> _Problem to work on_: Where does the string "data" appear in the records? Copy each line that holds it.

> _Record extracts_:
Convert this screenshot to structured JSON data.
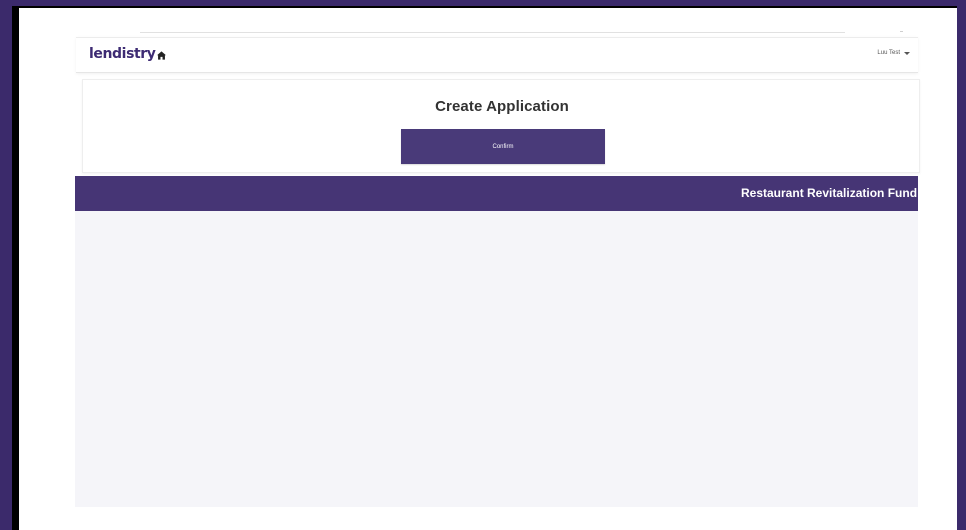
{
  "header": {
    "logo_text": "lendistry",
    "home_icon": "home-icon",
    "user_name": "Luu Test",
    "user_menu_icon": "chevron-down-icon"
  },
  "create_application": {
    "title": "Create Application",
    "confirm_label": "Confirm"
  },
  "banner": {
    "title": "Restaurant Revitalization Fund"
  },
  "colors": {
    "brand_purple": "#463575",
    "button_purple": "#493a79",
    "page_background": "#f5f5f9",
    "outer_background": "#3b2a6b"
  }
}
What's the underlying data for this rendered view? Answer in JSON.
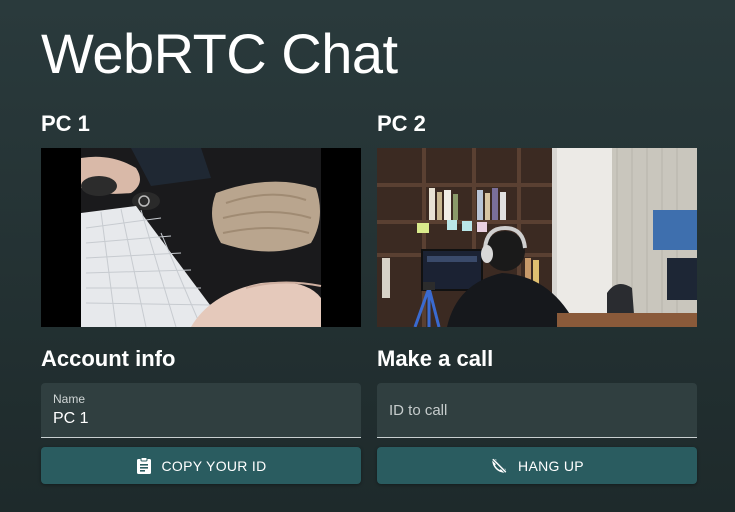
{
  "app": {
    "title": "WebRTC Chat"
  },
  "pc1": {
    "label": "PC 1",
    "section_title": "Account info",
    "name_field": {
      "label": "Name",
      "value": "PC 1"
    },
    "copy_button": {
      "label": "COPY YOUR ID",
      "icon": "clipboard-icon"
    }
  },
  "pc2": {
    "label": "PC 2",
    "section_title": "Make a call",
    "id_field": {
      "value": "",
      "placeholder": "ID to call"
    },
    "hangup_button": {
      "label": "HANG UP",
      "icon": "phone-off-icon"
    }
  },
  "colors": {
    "background": "#263435",
    "field_bg": "#303f40",
    "button_bg": "#2a5c60",
    "text": "#ffffff"
  }
}
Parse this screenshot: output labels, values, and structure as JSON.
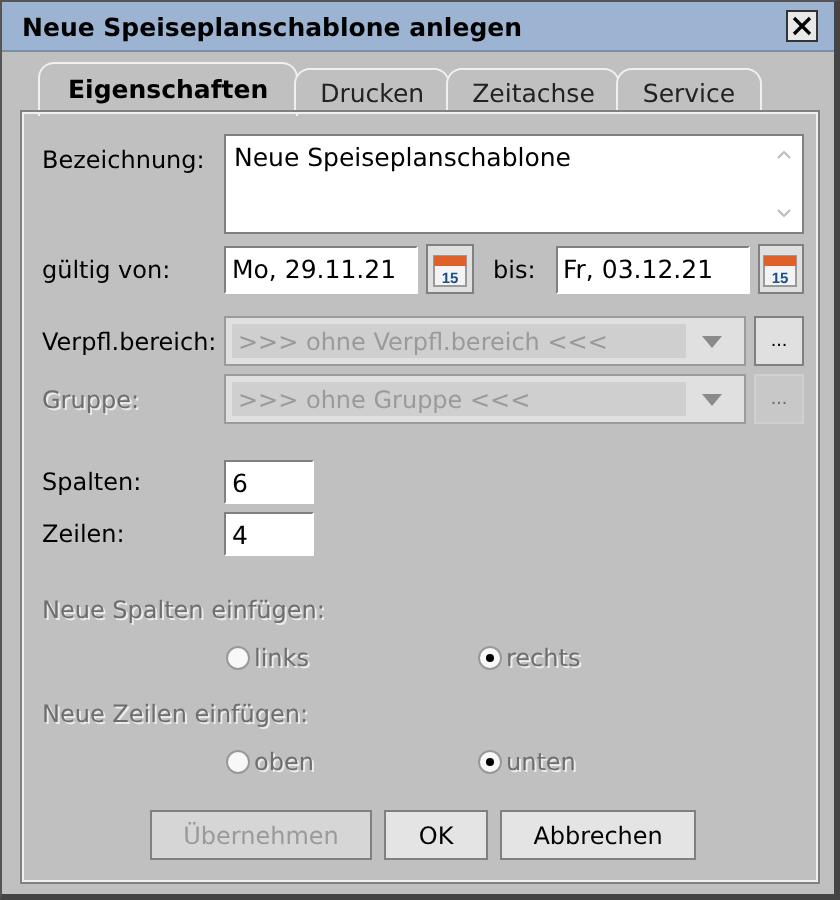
{
  "window": {
    "title": "Neue Speiseplanschablone anlegen"
  },
  "tabs": [
    {
      "label": "Eigenschaften",
      "selected": true
    },
    {
      "label": "Drucken",
      "selected": false
    },
    {
      "label": "Zeitachse",
      "selected": false
    },
    {
      "label": "Service",
      "selected": false
    }
  ],
  "bezeichnung": {
    "label": "Bezeichnung:",
    "value": "Neue Speiseplanschablone"
  },
  "validity": {
    "label": "gültig von:",
    "from": "Mo, 29.11.21",
    "to_label": "bis:",
    "to": "Fr, 03.12.21",
    "from_calendar_day": "15",
    "to_calendar_day": "15"
  },
  "selects": [
    {
      "label": "Verpfl.bereich:",
      "value": ">>> ohne Verpfl.bereich <<<",
      "disabled": true,
      "button": "...",
      "button_disabled": false
    },
    {
      "label": "Gruppe:",
      "value": ">>> ohne Gruppe <<<",
      "disabled": true,
      "button": "...",
      "button_disabled": true,
      "label_disabled": true
    }
  ],
  "numbers": [
    {
      "label": "Spalten:",
      "value": "6"
    },
    {
      "label": "Zeilen:",
      "value": "4"
    }
  ],
  "radio_groups": [
    {
      "label": "Neue Spalten einfügen:",
      "disabled": true,
      "options": [
        {
          "label": "links",
          "selected": false
        },
        {
          "label": "rechts",
          "selected": true
        }
      ]
    },
    {
      "label": "Neue Zeilen einfügen:",
      "disabled": true,
      "options": [
        {
          "label": "oben",
          "selected": false
        },
        {
          "label": "unten",
          "selected": true
        }
      ]
    }
  ],
  "buttons": [
    {
      "label": "Übernehmen",
      "disabled": true
    },
    {
      "label": "OK",
      "disabled": false
    },
    {
      "label": "Abbrechen",
      "disabled": false
    }
  ]
}
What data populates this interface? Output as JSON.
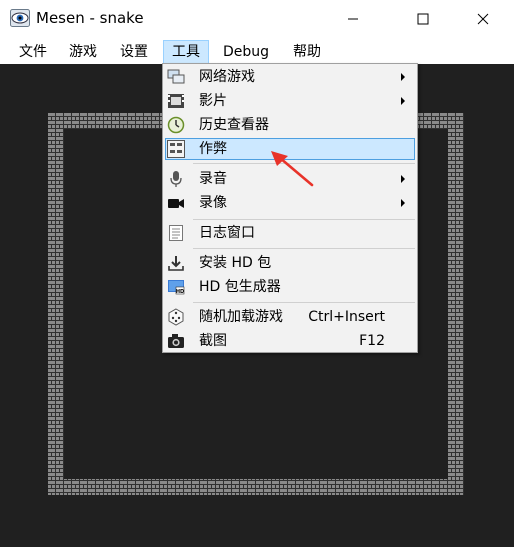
{
  "window": {
    "title": "Mesen - snake"
  },
  "menubar": {
    "items": [
      {
        "label": "文件"
      },
      {
        "label": "游戏"
      },
      {
        "label": "设置"
      },
      {
        "label": "工具"
      },
      {
        "label": "Debug"
      },
      {
        "label": "帮助"
      }
    ]
  },
  "tools_menu": {
    "items": [
      {
        "label": "网络游戏",
        "icon": "network-icon",
        "submenu": true
      },
      {
        "label": "影片",
        "icon": "film-icon",
        "submenu": true
      },
      {
        "label": "历史查看器",
        "icon": "history-icon"
      },
      {
        "label": "作弊",
        "icon": "cheat-icon",
        "selected": true
      },
      {
        "label": "录音",
        "icon": "microphone-icon",
        "submenu": true
      },
      {
        "label": "录像",
        "icon": "video-camera-icon",
        "submenu": true
      },
      {
        "label": "日志窗口",
        "icon": "log-icon"
      },
      {
        "label": "安装 HD 包",
        "icon": "download-icon"
      },
      {
        "label": "HD 包生成器",
        "icon": "hd-icon"
      },
      {
        "label": "随机加载游戏",
        "icon": "dice-icon",
        "shortcut": "Ctrl+Insert"
      },
      {
        "label": "截图",
        "icon": "camera-icon",
        "shortcut": "F12"
      }
    ]
  },
  "colors": {
    "selection_bg": "#cce8ff",
    "selection_border": "#4d9fe0",
    "game_bg": "#202020",
    "annotation_arrow": "#e8332a"
  }
}
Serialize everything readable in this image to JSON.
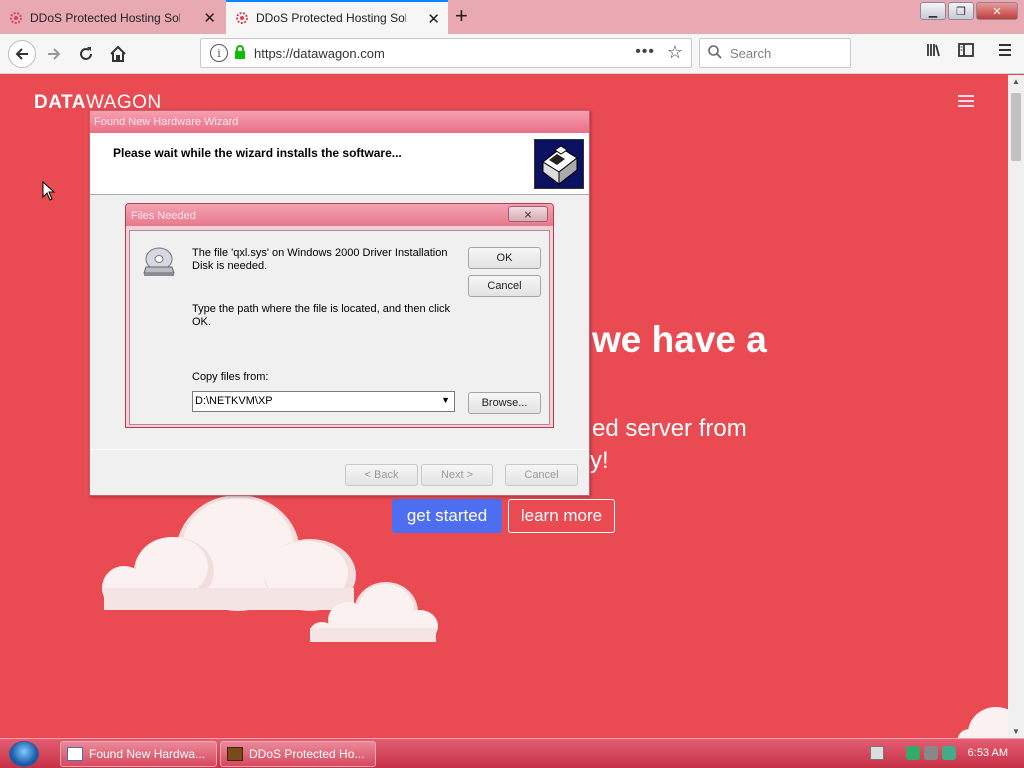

> _Written reply_:
Convert this screenshot to structured JSON data.
What's the underlying data for this rendered view? Answer in JSON.
What data populates this interface? Output as JSON.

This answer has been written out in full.